## ABOUT THIS EXERCISE:
Among the lines of the material below, count those holding "title". Report the number by itself.

## DATASET RECORDS:
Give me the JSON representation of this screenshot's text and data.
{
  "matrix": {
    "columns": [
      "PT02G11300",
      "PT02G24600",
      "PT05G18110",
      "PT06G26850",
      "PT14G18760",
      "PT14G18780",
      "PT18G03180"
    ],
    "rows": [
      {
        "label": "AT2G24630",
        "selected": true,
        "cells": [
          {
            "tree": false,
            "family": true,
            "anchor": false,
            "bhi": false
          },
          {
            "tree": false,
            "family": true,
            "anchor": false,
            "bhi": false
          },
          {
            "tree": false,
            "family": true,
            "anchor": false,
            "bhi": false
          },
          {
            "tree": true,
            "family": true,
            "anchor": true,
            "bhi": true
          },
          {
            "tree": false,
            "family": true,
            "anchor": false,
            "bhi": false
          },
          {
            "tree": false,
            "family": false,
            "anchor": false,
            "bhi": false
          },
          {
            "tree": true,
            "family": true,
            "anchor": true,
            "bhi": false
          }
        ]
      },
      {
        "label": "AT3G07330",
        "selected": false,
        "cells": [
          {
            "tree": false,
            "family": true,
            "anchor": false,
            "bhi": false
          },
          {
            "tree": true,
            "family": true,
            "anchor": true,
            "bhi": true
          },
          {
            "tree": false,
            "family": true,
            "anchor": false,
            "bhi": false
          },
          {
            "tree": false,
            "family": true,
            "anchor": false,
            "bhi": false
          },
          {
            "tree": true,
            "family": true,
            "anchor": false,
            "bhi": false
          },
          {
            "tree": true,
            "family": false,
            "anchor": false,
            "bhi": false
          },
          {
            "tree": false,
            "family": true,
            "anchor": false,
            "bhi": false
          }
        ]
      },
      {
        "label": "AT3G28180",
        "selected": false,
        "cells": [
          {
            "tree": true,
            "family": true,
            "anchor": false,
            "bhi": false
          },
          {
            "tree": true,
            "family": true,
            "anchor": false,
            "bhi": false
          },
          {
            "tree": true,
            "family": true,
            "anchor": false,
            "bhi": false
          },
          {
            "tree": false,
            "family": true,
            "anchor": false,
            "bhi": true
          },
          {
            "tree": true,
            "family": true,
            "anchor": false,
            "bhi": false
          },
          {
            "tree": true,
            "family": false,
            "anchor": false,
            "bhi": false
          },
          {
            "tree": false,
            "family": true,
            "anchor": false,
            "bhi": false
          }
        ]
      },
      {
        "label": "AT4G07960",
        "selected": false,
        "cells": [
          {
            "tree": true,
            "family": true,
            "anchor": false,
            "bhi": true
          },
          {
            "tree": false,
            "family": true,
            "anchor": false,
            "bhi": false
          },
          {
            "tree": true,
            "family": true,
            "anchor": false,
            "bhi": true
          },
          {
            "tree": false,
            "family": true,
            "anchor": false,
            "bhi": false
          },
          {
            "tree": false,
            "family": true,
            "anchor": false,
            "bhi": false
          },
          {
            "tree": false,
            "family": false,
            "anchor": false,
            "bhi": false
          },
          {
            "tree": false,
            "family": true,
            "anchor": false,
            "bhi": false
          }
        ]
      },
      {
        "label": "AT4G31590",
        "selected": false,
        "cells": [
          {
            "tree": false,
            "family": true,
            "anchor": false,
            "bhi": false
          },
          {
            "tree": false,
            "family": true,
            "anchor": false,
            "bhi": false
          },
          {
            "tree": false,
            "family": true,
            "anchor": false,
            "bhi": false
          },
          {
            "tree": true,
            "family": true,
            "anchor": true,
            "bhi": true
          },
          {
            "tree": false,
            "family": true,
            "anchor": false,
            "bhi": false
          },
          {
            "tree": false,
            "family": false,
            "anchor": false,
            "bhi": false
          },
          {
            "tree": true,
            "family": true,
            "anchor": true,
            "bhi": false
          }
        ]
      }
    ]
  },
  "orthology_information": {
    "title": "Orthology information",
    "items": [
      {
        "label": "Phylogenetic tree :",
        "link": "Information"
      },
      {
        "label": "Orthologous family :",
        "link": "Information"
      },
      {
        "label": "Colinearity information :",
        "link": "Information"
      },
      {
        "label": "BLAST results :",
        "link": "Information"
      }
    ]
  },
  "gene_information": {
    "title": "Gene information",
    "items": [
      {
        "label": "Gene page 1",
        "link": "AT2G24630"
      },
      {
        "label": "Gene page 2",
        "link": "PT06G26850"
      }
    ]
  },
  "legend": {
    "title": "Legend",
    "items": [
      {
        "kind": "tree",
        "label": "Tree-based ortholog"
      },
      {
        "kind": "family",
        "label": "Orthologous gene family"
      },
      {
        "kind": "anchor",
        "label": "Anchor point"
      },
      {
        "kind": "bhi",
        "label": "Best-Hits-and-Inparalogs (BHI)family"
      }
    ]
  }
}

## RESPONSE FOR THIS EXERCISE:
3